On a day the defense did enough to keep the Cougs in the ballgame, it was the offense that couldn't put a game together. Two interception -- by Nolan Washington and Aire Justin -- gave Tuel and the offense the ball inside California territory. The offense couldn't cash them in, scoring only three points off the turnovers.

Aire Justin also got it done in the return game, taking a Bryan Angerer punt 33 yards to the Cal 27. The offense shot itself in the foot again, leading to a field goal on a drive that netted -6 yards. For a team that needs to play almost perfect to win, these kinds of opportunities must be taken advantage of. They weren't and the Cougs paid in painful fashion.

"It definitely hurts. We really feel like that was our game." Tuel said. "We had em and we just kinda let them go. So it definitely hurts a lot."

After Cal found the end zone in the third quarter to take a 14-13 lead, Washington State found itself in Cal territory again after Tuel found Gino Simone on 4th and 3. A chop block backed the Cougs up 15 yards and a sack led to a 4th and 24, forcing the Cougs to punt, squandering another chance to seize the game.

The defense held strong for most of the day, but a critical mistake on 3rd and 20 all but ended the game. Jeremy Ross caught a quick pass from Cal quarterback Brock Mansion, but C.J. Mizell and Brandon Rankin had him hemmed in for a short gain. Instead of going for the tackle, Mizell and Rankin held him up, attempting to go for the strip. The result was a pile that moved 10 yards and gave the Bears a first down. Five plays later, Cal found the end zone, taking a seven point lead midway through the fourth quarter.

"We were trying to just keep him up so we could get the ball out. We were just trying to snatch the ball." Mizell said. "I think it was more of us pushing him, trying to get the ball. We should've just took him down and been smarter about it."

Mizell led the team with 12 tackles, two for a loss, and a sack. Deone Bucannon had another steady game at safety, recording 19 tackles. The defensive line was all but absent statistically, recording just seven tackles combined.

The Cougs will try to regroup and figure out what went wrong before heading to Crovallis to take on the Oregon State Beavers next Saturday. The Beavers were upset at the Rose Bowl by the UCLA Bruins today on a last second field goal.

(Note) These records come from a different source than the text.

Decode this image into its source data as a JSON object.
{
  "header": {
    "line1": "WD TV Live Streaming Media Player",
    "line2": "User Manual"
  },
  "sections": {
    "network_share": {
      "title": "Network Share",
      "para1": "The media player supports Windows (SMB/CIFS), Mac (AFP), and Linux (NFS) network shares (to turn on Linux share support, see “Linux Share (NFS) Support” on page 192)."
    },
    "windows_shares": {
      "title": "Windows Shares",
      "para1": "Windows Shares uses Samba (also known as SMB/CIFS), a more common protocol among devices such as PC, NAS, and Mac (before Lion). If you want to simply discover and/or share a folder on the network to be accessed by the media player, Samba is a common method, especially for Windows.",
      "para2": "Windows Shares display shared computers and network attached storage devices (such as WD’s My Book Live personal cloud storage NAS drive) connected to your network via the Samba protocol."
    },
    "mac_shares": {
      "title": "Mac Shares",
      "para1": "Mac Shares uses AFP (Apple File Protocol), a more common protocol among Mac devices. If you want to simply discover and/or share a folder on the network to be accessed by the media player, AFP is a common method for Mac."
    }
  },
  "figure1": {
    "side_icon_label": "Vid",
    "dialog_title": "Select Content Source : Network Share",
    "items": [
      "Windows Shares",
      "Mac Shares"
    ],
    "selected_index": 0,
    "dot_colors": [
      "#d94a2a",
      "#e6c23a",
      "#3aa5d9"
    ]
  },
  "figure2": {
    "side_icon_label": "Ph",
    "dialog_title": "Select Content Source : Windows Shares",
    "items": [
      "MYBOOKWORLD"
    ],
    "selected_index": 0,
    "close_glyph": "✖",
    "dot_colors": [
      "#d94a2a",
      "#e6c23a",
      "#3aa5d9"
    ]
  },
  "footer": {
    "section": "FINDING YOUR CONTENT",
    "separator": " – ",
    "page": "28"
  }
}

Gino Simone left the game after a vicious helmet-to-helmet hit in the second half. He hung on, but said he remembered nothing about the hit after the game. It wasn't flagged. If targeting the head, hitting a defenseless receiver and helmet-to-helmet hits are going to be a point of emphasis, the officials should at least call them right. How such a blatant blow to the head goes unpunished is beyond me.

Brandon Rankin didn't start and didn't see his first action until midway through the second quarter. He was used sparingly and recorded only one tackle. In his place, Anthony Laurenzi took over at defensive tackle, recording three tackles.

WSU came out of the game even more banged-up than before. Marcus Richmond injured his hamstring, Arthur Burns injured his quad and Simone had the aforementioned concussion. Zack Williams also left the game late in the fourth quarter with what appeared to be a knee injury. The Cougs finished the game with three scholarship receivers and two scholarship running backs.

Reid Forrest uncorked an 84 yard punt in the fourth quarter, good for second-best in WSU history. Forrest averaged 48.5 yards per punt, out-kicking Bryan Angerer by about a yard. Angerer, by the way, is an impressive punter.

Anthony Laurenzi blocked an extra point.

WSU was penalized eight times for 60 yards, many of which came at the most inopportune times, stalling the offense and killing drives.

I'll be back with more quotes and analysis tomorrow. For now, I'm done thinking about the game. It was too frustrating to watch the Cougs die a slow and painful death over the three hours it took for the game to play out.